There is no glass half full
I have never really gotten the saying about seeing the glass half full or half empty. I mean, I get it. You either see things positively or negatively, but I think neither way sort of is for me. I ALWAYS see the glass half empty, because I always want more and I want to experience more, and want to push myself more and grow as a person. Maybe one day when I am old I feel “ok, fine, I’m done exploring, I’m happy right now and here”, but until that day I WANT my glass to be half empty so I can keep exploring and pushing myself to new things in life. It doesn’t mean that I am not happy with what I have. The “half full” glass is typically “full” for me – I try to see the best of each moment, and I am typically happy and content in each day. This to me is living Skimbaco lifestyle – being happy right now, but moving forward to experience more.
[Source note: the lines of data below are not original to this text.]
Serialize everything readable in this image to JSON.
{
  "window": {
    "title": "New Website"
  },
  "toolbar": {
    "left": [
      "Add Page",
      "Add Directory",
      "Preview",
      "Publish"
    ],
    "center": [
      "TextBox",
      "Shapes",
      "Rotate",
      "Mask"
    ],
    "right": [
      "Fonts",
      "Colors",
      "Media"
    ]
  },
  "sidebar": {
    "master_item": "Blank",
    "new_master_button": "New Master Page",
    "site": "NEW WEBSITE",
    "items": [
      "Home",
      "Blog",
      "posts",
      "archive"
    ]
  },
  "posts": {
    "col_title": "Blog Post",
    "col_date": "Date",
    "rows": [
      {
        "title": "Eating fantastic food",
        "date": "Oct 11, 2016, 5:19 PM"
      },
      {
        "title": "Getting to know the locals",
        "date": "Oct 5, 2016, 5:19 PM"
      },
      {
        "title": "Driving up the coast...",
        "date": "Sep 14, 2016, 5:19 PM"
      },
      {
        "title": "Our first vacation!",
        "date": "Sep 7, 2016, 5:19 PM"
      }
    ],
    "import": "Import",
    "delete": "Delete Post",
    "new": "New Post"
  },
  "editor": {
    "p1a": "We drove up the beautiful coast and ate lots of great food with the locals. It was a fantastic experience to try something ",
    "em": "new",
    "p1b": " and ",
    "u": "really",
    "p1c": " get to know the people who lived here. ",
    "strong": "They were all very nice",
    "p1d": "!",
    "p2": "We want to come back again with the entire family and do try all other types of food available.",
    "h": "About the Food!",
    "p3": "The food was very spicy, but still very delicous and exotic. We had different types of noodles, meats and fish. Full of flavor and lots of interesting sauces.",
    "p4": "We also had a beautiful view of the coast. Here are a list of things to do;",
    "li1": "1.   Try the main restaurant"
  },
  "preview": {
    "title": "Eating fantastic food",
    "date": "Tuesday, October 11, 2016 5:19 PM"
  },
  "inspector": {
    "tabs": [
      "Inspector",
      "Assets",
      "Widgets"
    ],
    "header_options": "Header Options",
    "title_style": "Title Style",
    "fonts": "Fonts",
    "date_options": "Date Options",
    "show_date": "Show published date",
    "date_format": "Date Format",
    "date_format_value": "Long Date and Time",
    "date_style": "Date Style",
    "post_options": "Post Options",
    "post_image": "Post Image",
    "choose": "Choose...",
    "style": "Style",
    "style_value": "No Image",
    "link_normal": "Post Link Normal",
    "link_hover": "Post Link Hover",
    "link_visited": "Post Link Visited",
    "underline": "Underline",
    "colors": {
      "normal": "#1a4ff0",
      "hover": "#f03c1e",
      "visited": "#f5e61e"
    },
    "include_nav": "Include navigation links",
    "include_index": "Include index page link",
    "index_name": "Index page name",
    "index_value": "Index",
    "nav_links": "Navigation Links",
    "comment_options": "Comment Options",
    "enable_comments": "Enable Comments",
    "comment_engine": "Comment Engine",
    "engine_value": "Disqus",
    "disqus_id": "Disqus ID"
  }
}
I have learned that living with the mentality of having your glass full has it’s downside. Being content and happy for what you have can sometimes mean that you stop moving forward and you stop trying to find something “better” since you already see things in a positive way. It has happened to me too. I was unhappy in my previous job, but yet I self-motivated myself to work, and wanted to see things “hall full,” and my life was far from miserable, it was in fact quite enjoyable. I didn’t realize until I quit my job how much the work environment took me down mentally and I had not been behaving or feeling myself at all. The difference in my happiness level was so huge after quitting my job that I did blame myself for not doing it sooner. I just had to literally close down that door before I could even know what was ahead for me after that. And that’s what makes life difficult; being afraid to move forward because the “glass half full” is still “half full,” and you can be content for the “half full.” We are afraid that the glass will go empty if we try to make changes. The biggest lesson I have learned in life: it’s OK if your glass goes empty every now and then. After that you have a fresh glass to fill up.
Think of it this way: you want to taste different drinks in your life and you don’t want to mix them. Drink up the milk entire first so you can fill up your glass with champagne. It takes guts to drink it up, but I guarantee the champagne tastes better after that.
Today…. reflect on your life. Is your cup half full or half empty? What are the things you can be thankful for? What are the things make you happy/unhappy? Is there a door that needs to be closed? A door that needs to be opened? Are you on the road of your happiness or do you need a detour?
Join us! Join the Skimbaco community and share how you enjoy life. Tag your photo #skimbaco on Instagram and share how you live a little – or live a lot. All of the photos can be seen here.
Skimbaco Lifestyle is for nomadic trailblazers, fearless founders, rebel leaders and people who live life to the fullest.